**PROBLEM STATEMENT**: Word for word, the listing below should be printed again.

**DATASET**:
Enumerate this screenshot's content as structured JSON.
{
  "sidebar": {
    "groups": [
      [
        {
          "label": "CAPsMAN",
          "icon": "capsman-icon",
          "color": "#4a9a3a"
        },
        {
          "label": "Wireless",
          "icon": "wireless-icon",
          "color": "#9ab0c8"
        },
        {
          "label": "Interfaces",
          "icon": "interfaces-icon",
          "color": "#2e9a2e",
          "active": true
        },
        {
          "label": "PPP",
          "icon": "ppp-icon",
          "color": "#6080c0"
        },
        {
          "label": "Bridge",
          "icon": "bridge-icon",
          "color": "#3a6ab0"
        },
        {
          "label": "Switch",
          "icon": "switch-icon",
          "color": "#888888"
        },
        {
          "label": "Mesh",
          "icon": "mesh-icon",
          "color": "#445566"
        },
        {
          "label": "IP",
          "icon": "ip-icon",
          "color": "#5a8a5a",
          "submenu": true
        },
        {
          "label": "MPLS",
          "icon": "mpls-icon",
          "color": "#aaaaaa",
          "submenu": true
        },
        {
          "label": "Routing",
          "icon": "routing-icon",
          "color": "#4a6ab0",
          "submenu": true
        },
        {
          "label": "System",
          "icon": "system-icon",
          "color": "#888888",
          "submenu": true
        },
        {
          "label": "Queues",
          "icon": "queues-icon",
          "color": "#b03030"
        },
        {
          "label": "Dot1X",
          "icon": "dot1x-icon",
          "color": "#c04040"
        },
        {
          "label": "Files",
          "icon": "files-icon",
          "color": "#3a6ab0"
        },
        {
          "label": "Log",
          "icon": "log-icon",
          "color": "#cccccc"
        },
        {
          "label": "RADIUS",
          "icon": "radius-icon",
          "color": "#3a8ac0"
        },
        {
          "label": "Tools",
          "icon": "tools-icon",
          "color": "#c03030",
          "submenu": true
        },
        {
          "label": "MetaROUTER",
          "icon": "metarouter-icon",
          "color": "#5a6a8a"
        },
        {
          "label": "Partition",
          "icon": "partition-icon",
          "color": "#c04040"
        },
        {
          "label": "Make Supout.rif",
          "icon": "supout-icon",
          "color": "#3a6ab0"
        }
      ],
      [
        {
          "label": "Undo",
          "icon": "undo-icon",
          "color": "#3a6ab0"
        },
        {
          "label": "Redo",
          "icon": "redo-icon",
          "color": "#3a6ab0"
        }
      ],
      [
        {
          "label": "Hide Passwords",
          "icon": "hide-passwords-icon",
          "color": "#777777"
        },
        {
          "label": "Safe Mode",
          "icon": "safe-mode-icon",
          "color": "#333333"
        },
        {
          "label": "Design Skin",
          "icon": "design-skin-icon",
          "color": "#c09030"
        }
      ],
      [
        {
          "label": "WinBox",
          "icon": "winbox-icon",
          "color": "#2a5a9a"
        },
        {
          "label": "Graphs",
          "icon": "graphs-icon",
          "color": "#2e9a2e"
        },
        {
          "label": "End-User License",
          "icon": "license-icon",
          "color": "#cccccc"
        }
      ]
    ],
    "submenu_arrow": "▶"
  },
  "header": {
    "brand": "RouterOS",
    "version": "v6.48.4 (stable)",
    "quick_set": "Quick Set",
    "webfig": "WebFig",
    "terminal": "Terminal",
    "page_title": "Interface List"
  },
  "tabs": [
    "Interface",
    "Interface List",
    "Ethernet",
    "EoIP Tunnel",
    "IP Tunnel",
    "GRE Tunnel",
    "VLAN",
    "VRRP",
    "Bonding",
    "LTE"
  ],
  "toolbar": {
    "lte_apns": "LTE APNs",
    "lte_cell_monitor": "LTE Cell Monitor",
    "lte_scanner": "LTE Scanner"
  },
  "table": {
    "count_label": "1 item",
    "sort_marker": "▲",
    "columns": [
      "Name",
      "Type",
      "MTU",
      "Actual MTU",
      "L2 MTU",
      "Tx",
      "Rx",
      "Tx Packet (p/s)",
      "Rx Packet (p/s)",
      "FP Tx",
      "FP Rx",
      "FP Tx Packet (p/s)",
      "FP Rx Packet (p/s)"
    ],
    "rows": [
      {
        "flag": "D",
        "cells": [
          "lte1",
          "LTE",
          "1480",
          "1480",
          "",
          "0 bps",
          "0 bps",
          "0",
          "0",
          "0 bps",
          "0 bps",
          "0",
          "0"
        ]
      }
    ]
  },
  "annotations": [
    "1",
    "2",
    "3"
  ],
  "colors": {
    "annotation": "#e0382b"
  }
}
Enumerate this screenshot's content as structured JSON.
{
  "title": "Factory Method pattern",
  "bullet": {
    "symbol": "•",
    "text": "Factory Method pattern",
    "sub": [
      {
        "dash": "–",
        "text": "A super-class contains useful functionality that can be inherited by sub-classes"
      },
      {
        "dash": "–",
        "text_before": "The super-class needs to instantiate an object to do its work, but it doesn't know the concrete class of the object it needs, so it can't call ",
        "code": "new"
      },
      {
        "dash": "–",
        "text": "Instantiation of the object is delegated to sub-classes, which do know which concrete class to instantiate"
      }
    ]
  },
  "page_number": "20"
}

**REPLY**:
Enumerate this screenshot's content as structured JSON.
{
  "sidebar": {
    "groups": [
      [
        {
          "label": "CAPsMAN",
          "icon": "capsman-icon",
          "color": "#4a9a3a"
        },
        {
          "label": "Wireless",
          "icon": "wireless-icon",
          "color": "#9ab0c8"
        },
        {
          "label": "Interfaces",
          "icon": "interfaces-icon",
          "color": "#2e9a2e",
          "active": true
        },
        {
          "label": "PPP",
          "icon": "ppp-icon",
          "color": "#6080c0"
        },
        {
          "label": "Bridge",
          "icon": "bridge-icon",
          "color": "#3a6ab0"
        },
        {
          "label": "Switch",
          "icon": "switch-icon",
          "color": "#888888"
        },
        {
          "label": "Mesh",
          "icon": "mesh-icon",
          "color": "#445566"
        },
        {
          "label": "IP",
          "icon": "ip-icon",
          "color": "#5a8a5a",
          "submenu": true
        },
        {
          "label": "MPLS",
          "icon": "mpls-icon",
          "color": "#aaaaaa",
          "submenu": true
        },
        {
          "label": "Routing",
          "icon": "routing-icon",
          "color": "#4a6ab0",
          "submenu": true
        },
        {
          "label": "System",
          "icon": "system-icon",
          "color": "#888888",
          "submenu": true
        },
        {
          "label": "Queues",
          "icon": "queues-icon",
          "color": "#b03030"
        },
        {
          "label": "Dot1X",
          "icon": "dot1x-icon",
          "color": "#c04040"
        },
        {
          "label": "Files",
          "icon": "files-icon",
          "color": "#3a6ab0"
        },
        {
          "label": "Log",
          "icon": "log-icon",
          "color": "#cccccc"
        },
        {
          "label": "RADIUS",
          "icon": "radius-icon",
          "color": "#3a8ac0"
        },
        {
          "label": "Tools",
          "icon": "tools-icon",
          "color": "#c03030",
          "submenu": true
        },
        {
          "label": "MetaROUTER",
          "icon": "metarouter-icon",
          "color": "#5a6a8a"
        },
        {
          "label": "Partition",
          "icon": "partition-icon",
          "color": "#c04040"
        },
        {
          "label": "Make Supout.rif",
          "icon": "supout-icon",
          "color": "#3a6ab0"
        }
      ],
      [
        {
          "label": "Undo",
          "icon": "undo-icon",
          "color": "#3a6ab0"
        },
        {
          "label": "Redo",
          "icon": "redo-icon",
          "color": "#3a6ab0"
        }
      ],
      [
        {
          "label": "Hide Passwords",
          "icon": "hide-passwords-icon",
          "color": "#777777"
        },
        {
          "label": "Safe Mode",
          "icon": "safe-mode-icon",
          "color": "#333333"
        },
        {
          "label": "Design Skin",
          "icon": "design-skin-icon",
          "color": "#c09030"
        }
      ],
      [
        {
          "label": "WinBox",
          "icon": "winbox-icon",
          "color": "#2a5a9a"
        },
        {
          "label": "Graphs",
          "icon": "graphs-icon",
          "color": "#2e9a2e"
        },
        {
          "label": "End-User License",
          "icon": "license-icon",
          "color": "#cccccc"
        }
      ]
    ],
    "submenu_arrow": "▶"
  },
  "header": {
    "brand": "RouterOS",
    "version": "v6.48.4 (stable)",
    "quick_set": "Quick Set",
    "webfig": "WebFig",
    "terminal": "Terminal",
    "page_title": "Interface List"
  },
  "tabs": [
    "Interface",
    "Interface List",
    "Ethernet",
    "EoIP Tunnel",
    "IP Tunnel",
    "GRE Tunnel",
    "VLAN",
    "VRRP",
    "Bonding",
    "LTE"
  ],
  "toolbar": {
    "lte_apns": "LTE APNs",
    "lte_cell_monitor": "LTE Cell Monitor",
    "lte_scanner": "LTE Scanner"
  },
  "table": {
    "count_label": "1 item",
    "sort_marker": "▲",
    "columns": [
      "Name",
      "Type",
      "MTU",
      "Actual MTU",
      "L2 MTU",
      "Tx",
      "Rx",
      "Tx Packet (p/s)",
      "Rx Packet (p/s)",
      "FP Tx",
      "FP Rx",
      "FP Tx Packet (p/s)",
      "FP Rx Packet (p/s)"
    ],
    "rows": [
      {
        "flag": "D",
        "cells": [
          "lte1",
          "LTE",
          "1480",
          "1480",
          "",
          "0 bps",
          "0 bps",
          "0",
          "0",
          "0 bps",
          "0 bps",
          "0",
          "0"
        ]
      }
    ]
  },
  "annotations": [
    "1",
    "2",
    "3"
  ],
  "colors": {
    "annotation": "#e0382b"
  }
}
Enumerate this screenshot's content as structured JSON.
{
  "title": "Factory Method pattern",
  "bullet": {
    "symbol": "•",
    "text": "Factory Method pattern",
    "sub": [
      {
        "dash": "–",
        "text": "A super-class contains useful functionality that can be inherited by sub-classes"
      },
      {
        "dash": "–",
        "text_before": "The super-class needs to instantiate an object to do its work, but it doesn't know the concrete class of the object it needs, so it can't call ",
        "code": "new"
      },
      {
        "dash": "–",
        "text": "Instantiation of the object is delegated to sub-classes, which do know which concrete class to instantiate"
      }
    ]
  },
  "page_number": "20"
}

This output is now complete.